YOUR GOAL | The response should be an exact repetition of all the entries.
┌─ THE DATA
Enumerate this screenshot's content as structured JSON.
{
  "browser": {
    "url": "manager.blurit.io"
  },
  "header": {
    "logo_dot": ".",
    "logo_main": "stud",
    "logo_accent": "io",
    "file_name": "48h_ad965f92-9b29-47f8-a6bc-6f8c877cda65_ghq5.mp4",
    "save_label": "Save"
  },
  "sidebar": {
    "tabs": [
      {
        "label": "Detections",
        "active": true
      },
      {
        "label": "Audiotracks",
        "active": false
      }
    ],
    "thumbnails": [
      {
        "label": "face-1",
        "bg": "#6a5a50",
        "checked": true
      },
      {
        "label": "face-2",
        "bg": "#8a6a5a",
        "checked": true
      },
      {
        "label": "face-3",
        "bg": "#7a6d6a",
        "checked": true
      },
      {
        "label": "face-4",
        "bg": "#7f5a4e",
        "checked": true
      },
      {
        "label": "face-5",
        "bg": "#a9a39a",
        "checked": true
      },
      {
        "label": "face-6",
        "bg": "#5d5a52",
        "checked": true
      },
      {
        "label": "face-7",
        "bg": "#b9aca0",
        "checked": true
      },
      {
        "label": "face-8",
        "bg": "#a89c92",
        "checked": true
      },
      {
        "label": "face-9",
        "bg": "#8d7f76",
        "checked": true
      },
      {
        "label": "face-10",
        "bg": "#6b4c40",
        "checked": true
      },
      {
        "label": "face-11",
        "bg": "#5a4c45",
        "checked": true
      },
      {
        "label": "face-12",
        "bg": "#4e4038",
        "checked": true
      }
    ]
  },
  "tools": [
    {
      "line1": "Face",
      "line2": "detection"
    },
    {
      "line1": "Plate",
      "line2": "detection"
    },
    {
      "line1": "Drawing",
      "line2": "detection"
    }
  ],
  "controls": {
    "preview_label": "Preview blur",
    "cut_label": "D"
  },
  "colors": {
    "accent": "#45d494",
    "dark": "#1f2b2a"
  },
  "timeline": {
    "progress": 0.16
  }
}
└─
SOLUTION TO THE EXERCISE |
Enumerate this screenshot's content as structured JSON.
{
  "browser": {
    "url": "manager.blurit.io"
  },
  "header": {
    "logo_dot": ".",
    "logo_main": "stud",
    "logo_accent": "io",
    "file_name": "48h_ad965f92-9b29-47f8-a6bc-6f8c877cda65_ghq5.mp4",
    "save_label": "Save"
  },
  "sidebar": {
    "tabs": [
      {
        "label": "Detections",
        "active": true
      },
      {
        "label": "Audiotracks",
        "active": false
      }
    ],
    "thumbnails": [
      {
        "label": "face-1",
        "bg": "#6a5a50",
        "checked": true
      },
      {
        "label": "face-2",
        "bg": "#8a6a5a",
        "checked": true
      },
      {
        "label": "face-3",
        "bg": "#7a6d6a",
        "checked": true
      },
      {
        "label": "face-4",
        "bg": "#7f5a4e",
        "checked": true
      },
      {
        "label": "face-5",
        "bg": "#a9a39a",
        "checked": true
      },
      {
        "label": "face-6",
        "bg": "#5d5a52",
        "checked": true
      },
      {
        "label": "face-7",
        "bg": "#b9aca0",
        "checked": true
      },
      {
        "label": "face-8",
        "bg": "#a89c92",
        "checked": true
      },
      {
        "label": "face-9",
        "bg": "#8d7f76",
        "checked": true
      },
      {
        "label": "face-10",
        "bg": "#6b4c40",
        "checked": true
      },
      {
        "label": "face-11",
        "bg": "#5a4c45",
        "checked": true
      },
      {
        "label": "face-12",
        "bg": "#4e4038",
        "checked": true
      }
    ]
  },
  "tools": [
    {
      "line1": "Face",
      "line2": "detection"
    },
    {
      "line1": "Plate",
      "line2": "detection"
    },
    {
      "line1": "Drawing",
      "line2": "detection"
    }
  ],
  "controls": {
    "preview_label": "Preview blur",
    "cut_label": "D"
  },
  "colors": {
    "accent": "#45d494",
    "dark": "#1f2b2a"
  },
  "timeline": {
    "progress": 0.16
  }
}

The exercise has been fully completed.